__Problem details__. All lines from the one containing "Enumerate this screenshot's" through the final line of the entries are to be written out verbatim; no other line is to be included.

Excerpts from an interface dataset
□ □ □

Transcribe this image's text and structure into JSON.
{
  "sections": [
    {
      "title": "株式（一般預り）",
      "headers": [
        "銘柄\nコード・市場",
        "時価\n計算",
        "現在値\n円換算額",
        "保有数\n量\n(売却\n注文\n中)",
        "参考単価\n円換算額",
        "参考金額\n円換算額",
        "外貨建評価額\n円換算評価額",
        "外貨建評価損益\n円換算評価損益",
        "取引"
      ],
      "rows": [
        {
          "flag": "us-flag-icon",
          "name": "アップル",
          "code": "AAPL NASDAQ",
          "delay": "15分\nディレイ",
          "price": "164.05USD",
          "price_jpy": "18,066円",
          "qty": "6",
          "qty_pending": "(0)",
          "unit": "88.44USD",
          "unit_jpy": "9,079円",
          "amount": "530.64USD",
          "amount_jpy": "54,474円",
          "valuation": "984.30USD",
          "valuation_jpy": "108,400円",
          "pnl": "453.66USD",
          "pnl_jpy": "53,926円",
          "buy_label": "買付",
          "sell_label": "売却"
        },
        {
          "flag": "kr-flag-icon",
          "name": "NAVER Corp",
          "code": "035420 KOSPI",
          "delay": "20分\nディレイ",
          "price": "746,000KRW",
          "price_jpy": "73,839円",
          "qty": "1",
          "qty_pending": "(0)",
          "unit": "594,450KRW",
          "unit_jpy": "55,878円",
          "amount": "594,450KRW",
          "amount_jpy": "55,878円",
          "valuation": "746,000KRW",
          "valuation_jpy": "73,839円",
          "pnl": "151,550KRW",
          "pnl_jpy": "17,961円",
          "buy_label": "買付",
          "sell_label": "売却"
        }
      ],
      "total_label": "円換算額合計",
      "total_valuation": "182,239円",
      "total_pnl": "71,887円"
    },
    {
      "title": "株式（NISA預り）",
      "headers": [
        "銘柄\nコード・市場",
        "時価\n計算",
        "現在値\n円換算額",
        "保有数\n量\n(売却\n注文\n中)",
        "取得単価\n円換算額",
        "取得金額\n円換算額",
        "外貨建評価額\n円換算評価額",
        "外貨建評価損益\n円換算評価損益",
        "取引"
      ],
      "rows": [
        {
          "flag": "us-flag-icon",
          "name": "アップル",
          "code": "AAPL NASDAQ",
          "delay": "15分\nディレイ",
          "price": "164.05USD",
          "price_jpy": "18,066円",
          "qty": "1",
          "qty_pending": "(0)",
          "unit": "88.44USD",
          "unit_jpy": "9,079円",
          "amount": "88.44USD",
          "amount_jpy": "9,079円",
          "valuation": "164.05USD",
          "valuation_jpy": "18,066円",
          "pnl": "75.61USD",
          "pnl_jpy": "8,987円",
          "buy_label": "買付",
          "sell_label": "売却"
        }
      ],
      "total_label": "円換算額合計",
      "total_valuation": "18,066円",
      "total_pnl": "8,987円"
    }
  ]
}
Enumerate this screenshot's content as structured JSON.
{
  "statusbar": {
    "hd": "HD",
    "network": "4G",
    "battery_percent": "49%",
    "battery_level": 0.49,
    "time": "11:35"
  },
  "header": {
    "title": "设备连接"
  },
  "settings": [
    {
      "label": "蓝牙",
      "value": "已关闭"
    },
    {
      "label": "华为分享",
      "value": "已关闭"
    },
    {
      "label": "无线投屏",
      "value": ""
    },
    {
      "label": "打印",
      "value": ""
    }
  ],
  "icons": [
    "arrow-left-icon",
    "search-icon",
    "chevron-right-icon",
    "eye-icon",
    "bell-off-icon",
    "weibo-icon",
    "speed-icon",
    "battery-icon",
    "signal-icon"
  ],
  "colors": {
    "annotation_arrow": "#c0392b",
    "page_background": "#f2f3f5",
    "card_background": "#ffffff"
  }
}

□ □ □

__Output of the exercise__.
Enumerate this screenshot's content as structured JSON.
{
  "statusbar": {
    "hd": "HD",
    "network": "4G",
    "battery_percent": "49%",
    "battery_level": 0.49,
    "time": "11:35"
  },
  "header": {
    "title": "设备连接"
  },
  "settings": [
    {
      "label": "蓝牙",
      "value": "已关闭"
    },
    {
      "label": "华为分享",
      "value": "已关闭"
    },
    {
      "label": "无线投屏",
      "value": ""
    },
    {
      "label": "打印",
      "value": ""
    }
  ],
  "icons": [
    "arrow-left-icon",
    "search-icon",
    "chevron-right-icon",
    "eye-icon",
    "bell-off-icon",
    "weibo-icon",
    "speed-icon",
    "battery-icon",
    "signal-icon"
  ],
  "colors": {
    "annotation_arrow": "#c0392b",
    "page_background": "#f2f3f5",
    "card_background": "#ffffff"
  }
}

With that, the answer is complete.